##### Data supplied
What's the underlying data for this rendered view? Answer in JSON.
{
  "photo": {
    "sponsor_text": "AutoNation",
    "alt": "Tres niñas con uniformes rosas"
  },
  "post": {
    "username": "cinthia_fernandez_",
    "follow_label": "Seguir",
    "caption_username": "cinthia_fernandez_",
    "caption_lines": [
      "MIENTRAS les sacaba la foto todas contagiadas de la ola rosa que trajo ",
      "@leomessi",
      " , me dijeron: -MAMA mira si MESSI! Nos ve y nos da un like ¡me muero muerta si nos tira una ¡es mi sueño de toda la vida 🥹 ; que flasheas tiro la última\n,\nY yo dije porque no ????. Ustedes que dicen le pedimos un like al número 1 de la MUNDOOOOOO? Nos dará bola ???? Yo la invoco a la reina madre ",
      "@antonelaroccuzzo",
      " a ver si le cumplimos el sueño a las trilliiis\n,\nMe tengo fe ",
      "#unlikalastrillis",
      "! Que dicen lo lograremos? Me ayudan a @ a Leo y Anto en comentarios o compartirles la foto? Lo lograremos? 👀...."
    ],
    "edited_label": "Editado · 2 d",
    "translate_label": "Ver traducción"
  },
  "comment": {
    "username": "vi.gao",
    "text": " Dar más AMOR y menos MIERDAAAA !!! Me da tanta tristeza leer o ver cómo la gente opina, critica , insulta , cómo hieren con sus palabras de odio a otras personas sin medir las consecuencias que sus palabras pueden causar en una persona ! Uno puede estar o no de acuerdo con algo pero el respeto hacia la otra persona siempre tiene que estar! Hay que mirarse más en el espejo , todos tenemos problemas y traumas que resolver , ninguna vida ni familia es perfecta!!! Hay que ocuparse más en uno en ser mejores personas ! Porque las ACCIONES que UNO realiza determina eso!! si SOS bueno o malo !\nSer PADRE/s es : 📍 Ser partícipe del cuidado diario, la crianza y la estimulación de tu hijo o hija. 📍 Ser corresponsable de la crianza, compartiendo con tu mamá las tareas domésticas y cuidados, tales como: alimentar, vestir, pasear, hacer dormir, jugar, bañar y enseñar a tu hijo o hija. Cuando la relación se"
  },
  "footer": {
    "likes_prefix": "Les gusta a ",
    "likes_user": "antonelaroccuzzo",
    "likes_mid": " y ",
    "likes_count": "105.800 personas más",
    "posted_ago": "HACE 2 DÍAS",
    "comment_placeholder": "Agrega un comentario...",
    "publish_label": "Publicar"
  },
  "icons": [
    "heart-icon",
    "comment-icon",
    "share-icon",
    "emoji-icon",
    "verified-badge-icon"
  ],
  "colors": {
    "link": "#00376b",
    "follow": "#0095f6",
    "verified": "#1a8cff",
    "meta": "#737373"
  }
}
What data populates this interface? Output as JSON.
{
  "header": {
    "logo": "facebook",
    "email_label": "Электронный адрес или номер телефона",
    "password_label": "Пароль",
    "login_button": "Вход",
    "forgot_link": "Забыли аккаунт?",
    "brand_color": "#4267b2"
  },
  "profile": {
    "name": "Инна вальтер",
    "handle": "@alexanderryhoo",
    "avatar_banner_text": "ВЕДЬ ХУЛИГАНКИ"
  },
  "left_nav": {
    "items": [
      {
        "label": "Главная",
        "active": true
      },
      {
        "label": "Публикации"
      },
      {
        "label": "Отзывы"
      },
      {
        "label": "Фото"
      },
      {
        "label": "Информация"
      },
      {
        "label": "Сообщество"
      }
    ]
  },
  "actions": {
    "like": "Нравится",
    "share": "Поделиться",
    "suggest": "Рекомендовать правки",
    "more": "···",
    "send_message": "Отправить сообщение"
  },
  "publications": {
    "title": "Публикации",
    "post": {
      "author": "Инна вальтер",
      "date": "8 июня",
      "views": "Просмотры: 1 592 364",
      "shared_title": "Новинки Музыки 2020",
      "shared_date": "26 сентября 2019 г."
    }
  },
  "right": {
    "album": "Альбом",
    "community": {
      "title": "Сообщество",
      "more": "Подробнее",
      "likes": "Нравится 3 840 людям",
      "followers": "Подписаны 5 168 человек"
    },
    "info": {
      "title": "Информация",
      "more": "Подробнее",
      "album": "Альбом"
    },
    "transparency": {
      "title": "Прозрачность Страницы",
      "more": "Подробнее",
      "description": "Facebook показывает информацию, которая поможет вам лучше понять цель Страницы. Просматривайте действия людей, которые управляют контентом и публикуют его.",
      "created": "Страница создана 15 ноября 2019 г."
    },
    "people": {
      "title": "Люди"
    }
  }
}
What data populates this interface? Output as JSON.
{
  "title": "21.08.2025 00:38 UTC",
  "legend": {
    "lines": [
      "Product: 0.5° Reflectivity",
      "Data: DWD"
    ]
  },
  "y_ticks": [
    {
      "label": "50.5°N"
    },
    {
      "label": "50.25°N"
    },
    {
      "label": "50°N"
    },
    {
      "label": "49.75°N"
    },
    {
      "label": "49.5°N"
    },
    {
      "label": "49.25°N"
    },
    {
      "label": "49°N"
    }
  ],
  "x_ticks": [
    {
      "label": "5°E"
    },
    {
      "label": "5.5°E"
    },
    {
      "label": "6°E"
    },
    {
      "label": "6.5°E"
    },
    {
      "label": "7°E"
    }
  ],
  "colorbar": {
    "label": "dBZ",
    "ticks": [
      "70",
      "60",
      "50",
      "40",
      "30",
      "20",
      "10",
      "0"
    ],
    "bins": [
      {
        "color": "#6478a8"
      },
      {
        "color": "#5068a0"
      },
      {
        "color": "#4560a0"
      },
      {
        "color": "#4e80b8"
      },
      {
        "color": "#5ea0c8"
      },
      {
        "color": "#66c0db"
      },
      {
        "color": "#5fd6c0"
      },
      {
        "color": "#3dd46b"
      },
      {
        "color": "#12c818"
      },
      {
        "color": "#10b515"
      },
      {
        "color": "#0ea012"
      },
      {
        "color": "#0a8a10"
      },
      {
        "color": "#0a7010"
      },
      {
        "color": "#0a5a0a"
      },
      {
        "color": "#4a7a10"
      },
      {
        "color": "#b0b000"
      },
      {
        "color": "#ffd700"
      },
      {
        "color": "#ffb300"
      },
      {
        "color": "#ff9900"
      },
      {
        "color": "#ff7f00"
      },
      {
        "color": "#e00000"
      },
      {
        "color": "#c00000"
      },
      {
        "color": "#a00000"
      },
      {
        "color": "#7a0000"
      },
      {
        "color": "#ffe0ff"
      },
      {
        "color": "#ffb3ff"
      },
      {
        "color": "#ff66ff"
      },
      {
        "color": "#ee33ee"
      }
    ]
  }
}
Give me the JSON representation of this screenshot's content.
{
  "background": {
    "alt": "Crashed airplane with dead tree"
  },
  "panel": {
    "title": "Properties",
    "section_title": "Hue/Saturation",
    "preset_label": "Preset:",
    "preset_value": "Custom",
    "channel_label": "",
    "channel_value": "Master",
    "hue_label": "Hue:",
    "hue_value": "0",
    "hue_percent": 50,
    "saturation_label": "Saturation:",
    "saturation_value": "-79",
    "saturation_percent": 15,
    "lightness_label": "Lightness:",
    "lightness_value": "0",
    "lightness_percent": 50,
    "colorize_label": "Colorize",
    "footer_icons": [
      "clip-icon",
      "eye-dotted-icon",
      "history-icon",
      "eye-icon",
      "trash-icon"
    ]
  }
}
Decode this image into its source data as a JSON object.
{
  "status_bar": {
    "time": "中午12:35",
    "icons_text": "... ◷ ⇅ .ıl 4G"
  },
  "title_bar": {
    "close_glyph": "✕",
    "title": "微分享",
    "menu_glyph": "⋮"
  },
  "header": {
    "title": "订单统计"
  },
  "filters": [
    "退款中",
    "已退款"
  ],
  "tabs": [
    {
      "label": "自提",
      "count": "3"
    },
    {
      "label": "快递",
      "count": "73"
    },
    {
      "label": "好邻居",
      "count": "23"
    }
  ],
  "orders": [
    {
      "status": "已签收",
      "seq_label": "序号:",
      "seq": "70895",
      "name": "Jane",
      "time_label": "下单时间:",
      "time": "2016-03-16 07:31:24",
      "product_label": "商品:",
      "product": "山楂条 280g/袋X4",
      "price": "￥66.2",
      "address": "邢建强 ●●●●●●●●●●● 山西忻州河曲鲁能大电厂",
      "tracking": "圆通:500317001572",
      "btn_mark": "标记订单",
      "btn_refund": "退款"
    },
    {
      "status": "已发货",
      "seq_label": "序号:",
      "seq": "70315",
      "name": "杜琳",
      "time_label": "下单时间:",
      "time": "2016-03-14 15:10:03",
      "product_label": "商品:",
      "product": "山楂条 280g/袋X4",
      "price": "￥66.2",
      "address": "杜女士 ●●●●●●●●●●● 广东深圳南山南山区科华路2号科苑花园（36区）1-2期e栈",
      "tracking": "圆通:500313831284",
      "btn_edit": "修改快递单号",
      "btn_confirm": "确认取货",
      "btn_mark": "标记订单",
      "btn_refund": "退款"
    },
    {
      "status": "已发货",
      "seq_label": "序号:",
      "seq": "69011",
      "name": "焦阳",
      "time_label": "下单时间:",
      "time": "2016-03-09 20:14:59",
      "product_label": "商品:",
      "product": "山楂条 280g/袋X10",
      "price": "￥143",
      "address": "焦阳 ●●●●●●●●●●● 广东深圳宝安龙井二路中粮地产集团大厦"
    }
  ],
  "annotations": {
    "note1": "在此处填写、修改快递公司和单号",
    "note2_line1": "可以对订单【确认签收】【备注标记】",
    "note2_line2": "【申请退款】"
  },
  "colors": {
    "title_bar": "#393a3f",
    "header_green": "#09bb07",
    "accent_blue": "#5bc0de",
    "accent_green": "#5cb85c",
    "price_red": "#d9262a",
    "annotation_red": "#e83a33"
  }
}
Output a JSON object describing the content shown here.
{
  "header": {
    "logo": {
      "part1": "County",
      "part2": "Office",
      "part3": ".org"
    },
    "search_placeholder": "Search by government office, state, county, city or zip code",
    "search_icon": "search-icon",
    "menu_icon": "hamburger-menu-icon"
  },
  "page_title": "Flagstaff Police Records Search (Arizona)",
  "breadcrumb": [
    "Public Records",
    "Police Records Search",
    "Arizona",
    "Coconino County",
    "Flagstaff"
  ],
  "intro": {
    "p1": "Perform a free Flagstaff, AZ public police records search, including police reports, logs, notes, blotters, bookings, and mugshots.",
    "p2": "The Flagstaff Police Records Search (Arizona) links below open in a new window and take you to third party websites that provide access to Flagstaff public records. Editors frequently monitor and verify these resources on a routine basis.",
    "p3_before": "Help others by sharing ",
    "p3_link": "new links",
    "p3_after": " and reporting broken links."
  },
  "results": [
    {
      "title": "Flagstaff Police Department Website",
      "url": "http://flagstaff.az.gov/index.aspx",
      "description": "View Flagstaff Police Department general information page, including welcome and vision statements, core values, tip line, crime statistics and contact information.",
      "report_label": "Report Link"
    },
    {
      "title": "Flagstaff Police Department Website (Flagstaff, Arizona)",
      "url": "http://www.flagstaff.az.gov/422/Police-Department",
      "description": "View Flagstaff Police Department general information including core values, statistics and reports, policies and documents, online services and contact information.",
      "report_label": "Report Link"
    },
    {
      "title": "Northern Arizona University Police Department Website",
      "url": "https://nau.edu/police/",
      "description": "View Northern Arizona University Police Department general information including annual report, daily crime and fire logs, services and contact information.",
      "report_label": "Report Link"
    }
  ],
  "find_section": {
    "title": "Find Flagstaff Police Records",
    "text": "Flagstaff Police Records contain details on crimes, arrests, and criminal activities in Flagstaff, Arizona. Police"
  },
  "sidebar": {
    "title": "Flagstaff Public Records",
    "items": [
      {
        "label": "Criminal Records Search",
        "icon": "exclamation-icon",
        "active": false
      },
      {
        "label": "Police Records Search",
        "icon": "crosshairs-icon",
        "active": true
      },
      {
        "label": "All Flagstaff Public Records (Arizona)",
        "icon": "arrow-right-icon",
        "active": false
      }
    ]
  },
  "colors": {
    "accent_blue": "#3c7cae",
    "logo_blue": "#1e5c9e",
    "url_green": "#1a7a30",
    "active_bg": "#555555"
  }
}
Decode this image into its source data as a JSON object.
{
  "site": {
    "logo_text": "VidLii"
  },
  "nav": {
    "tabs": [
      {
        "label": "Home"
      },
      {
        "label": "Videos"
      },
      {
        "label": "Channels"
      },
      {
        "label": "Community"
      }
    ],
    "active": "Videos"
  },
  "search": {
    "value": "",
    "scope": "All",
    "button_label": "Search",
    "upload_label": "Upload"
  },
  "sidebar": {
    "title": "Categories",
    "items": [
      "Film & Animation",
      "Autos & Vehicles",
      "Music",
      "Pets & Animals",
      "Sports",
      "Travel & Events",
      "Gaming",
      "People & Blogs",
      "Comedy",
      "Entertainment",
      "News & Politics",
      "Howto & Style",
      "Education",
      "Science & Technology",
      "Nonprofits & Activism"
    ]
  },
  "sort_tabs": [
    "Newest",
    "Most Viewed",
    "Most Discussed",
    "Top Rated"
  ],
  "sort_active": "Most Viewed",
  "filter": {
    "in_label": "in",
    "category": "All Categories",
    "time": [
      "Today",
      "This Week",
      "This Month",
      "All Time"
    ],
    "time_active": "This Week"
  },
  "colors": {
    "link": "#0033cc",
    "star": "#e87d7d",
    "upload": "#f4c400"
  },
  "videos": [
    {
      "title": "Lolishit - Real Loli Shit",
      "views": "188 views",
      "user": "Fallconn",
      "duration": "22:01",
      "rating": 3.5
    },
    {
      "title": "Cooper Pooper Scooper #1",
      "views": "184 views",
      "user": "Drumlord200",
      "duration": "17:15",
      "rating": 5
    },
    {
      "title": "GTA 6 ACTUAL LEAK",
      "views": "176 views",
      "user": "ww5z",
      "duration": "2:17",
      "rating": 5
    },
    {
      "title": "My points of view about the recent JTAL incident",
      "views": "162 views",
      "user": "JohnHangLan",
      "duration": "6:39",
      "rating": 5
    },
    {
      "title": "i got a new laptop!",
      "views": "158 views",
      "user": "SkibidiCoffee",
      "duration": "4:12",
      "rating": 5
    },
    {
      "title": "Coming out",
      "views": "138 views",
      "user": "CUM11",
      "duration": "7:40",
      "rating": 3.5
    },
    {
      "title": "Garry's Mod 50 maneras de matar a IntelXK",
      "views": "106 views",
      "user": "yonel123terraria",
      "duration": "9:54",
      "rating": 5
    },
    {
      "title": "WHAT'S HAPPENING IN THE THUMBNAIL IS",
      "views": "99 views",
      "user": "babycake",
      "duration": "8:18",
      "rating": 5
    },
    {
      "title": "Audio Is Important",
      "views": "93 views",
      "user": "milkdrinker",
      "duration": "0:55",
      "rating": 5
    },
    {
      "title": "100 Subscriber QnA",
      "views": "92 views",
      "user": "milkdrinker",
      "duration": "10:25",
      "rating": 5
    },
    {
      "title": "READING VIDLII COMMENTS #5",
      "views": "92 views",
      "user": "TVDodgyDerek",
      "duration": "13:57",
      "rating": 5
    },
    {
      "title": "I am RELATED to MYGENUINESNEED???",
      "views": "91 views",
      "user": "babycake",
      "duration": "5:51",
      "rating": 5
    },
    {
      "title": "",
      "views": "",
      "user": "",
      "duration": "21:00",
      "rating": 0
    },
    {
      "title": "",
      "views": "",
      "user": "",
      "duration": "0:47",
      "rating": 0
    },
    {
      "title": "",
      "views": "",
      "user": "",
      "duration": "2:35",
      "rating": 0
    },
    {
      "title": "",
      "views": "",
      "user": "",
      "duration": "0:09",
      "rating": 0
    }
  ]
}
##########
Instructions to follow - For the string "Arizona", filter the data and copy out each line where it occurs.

Exercise solution -
  "page_title": "Flagstaff Police Records Search (Arizona)",
    "Arizona",
    "p2": "The Flagstaff Police Records Search (Arizona) links below open in a new window and take you to third party websites that provide access to Flagstaff public records. Editors frequently monitor and verify these resources on a routine basis.",
      "title": "Flagstaff Police Department Website (Flagstaff, Arizona)",
      "title": "Northern Arizona University Police Department Website",
      "description": "View Northern Arizona University Police Department general information including annual report, daily crime and fire logs, services and contact information.",
    "text": "Flagstaff Police Records contain details on crimes, arrests, and criminal activities in Flagstaff, Arizona. Police"
        "label": "All Flagstaff Public Records (Arizona)",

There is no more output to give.